Can crisis inquiry live up to 1930s trailblazer?
Ferdinand Pecora turned a tame United States investigation of the 1929 Crash into an exposé that spawned far-reaching banking reform. Despite flashes of incisiveness from Chairman Phil Angelides, the Financial Crisis Inquiry Commission’s debut with Wall Street bosses Wednesday lacked that kind of promise. It’s early days, but the panel needs to sharpen up.
Mr. Angelides began on a high note, quizzing Goldman Sachs honcho Lloyd Blankfein about the firm’s dual role marketing financial products to customers and, elsewhere in the organization, at times selling the same products short. But Mr. Angelides didn’t have time to press his point, and the other commissioners mostly offered softer questions.
Jamie Dimon, John Mack and Brian Moynihan, respectively the bosses of JPMorgan, Morgan Stanley and Bank of America, took less flak – but that may be because they escaped questioning from Mr. Angelides, who concentrated on Mr. Blankfein.
Even Brooksley Born, famous for battling former Federal Reserve Chairman Alan Greenspan and other bigwigs over derivatives regulation, didn’t press the bank chief executives very hard.
Of course, this is just the beginning. Aside from looking at Goldman’s apparent conflicts, the American International Group rescue, derivatives trading, bank leverage, credit ratings and other potential financial sector causes of the crisis, the government’s role demands scrutiny, too. That includes not just regulatory failures but also policies that promote and subsidize home ownership – raised by Mr. Blankfein in his testimony – and the extremes of leverage allowed at government-linked mortgage giants Fannie Mae and Freddie Mac, an issue brought up by Mr. Dimon.
With all this ground to cover, there is time for Mr. Angelides’ panel to hit its stride.
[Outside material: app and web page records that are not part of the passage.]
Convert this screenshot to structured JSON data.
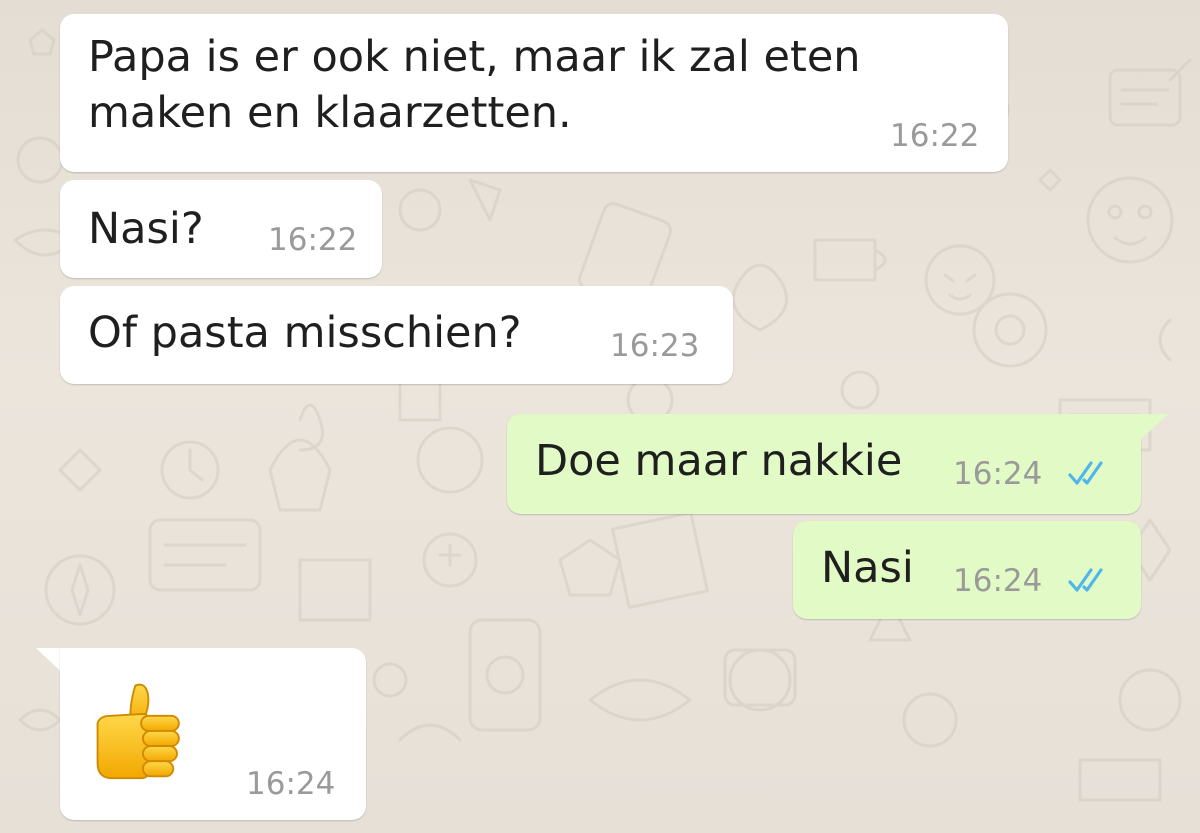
{
  "chat": {
    "theme": {
      "incoming_bubble": "#ffffff",
      "outgoing_bubble": "#e2fbc6",
      "timestamp_color": "#9a9a9a",
      "read_tick_color": "#4fb6ec"
    },
    "messages": [
      {
        "direction": "incoming",
        "lines": [
          "Papa is er ook niet, maar ik zal eten",
          "maken en klaarzetten."
        ],
        "time": "16:22"
      },
      {
        "direction": "incoming",
        "text": "Nasi?",
        "time": "16:22"
      },
      {
        "direction": "incoming",
        "text": "Of pasta misschien?",
        "time": "16:23"
      },
      {
        "direction": "outgoing",
        "text": "Doe maar nakkie",
        "time": "16:24",
        "status": "read",
        "status_icon": "double-check-icon"
      },
      {
        "direction": "outgoing",
        "text": "Nasi",
        "time": "16:24",
        "status": "read",
        "status_icon": "double-check-icon"
      },
      {
        "direction": "incoming",
        "emoji": "thumbs-up-emoji",
        "time": "16:24"
      }
    ]
  }
}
Back in the 1930s, it took the arrival of Mr. Pecora in 1933 – only as counsel to the Senate investigation, and its fourth one at that – to galvanize proceedings and earn his name’s association with the commission, which led to the Securities Act of 1933 and the Securities Exchange Act of 1934.
If Mr. Angelides wants his own name linked with similarly meaningful results this time around, he needs to knock his team into leaner, meaner shape.